Cancer Research UK has awarded nearly £60 million in funding to three US investigator-led research initiatives focused on cancer progression and drug response.
Researchers are refining a tool to predict a woman's risk of developing breast cancer, according to the Guardian.
Research continues to show that it is possible to detect genetic signs of cancer in a blood sample without the need to measure specific oncogenic mutations.
Led by investigators at the University of Trento in Italy, the team received a five-year, £5 million ($6.4 million) award recently to advance its work.
The American Association for Cancer Research annual meeting wrapped up today in Chicago. Below are selected business briefs from the conference.
The company is collaborating with two UK institutes to assess whether its Signatera ctDNA technology can detect disease recurrence in women treated for breast cancer.
Areas of concern are the recruitment of talented scientists, as well as retaining access to EU funding, European research collaborations, and clinical trials.
A fire at a Manchester hospital may have destroyed lab equipment and data, the Guardian reports.
The two studies came out of the UK's Tracking Cancer Evolution through Therapy (TRACERx) trial.
Two researchers are calling for education for scientists on defending facts.
Researchers were among those who marched in London this weekend to call for another vote on Brexit.
Duke has agreed to pay $112.5 million to settle a lawsuit regarding its handling of data falsified by biologist Erin Potts-Kant.

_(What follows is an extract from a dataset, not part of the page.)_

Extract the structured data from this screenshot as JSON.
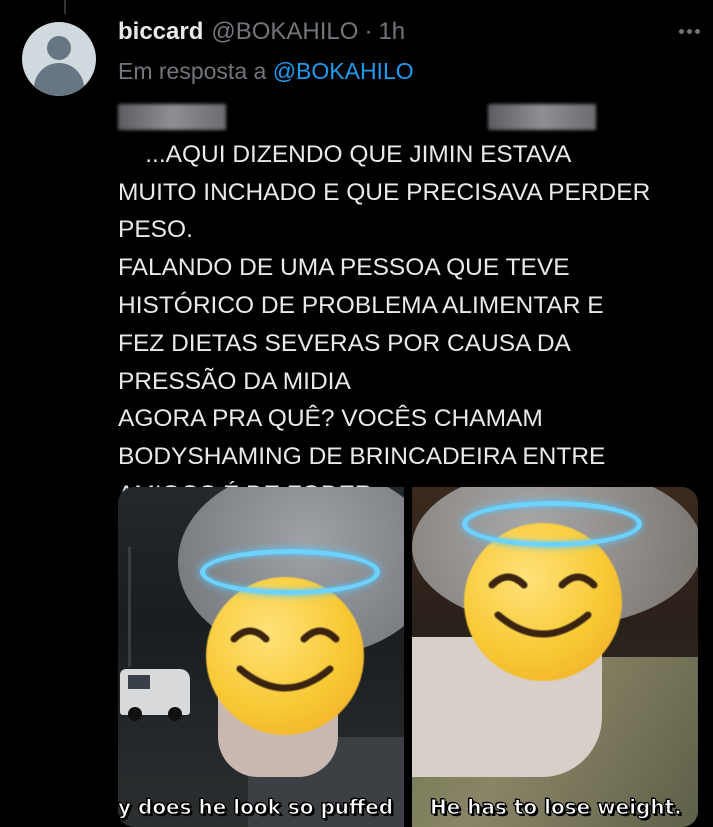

In PLOS this week: genetic factors influencing inorganic arsenic metabolism and toxicity, a germline variant in the cell adhesion molecule-coding gene DSCAM, and more.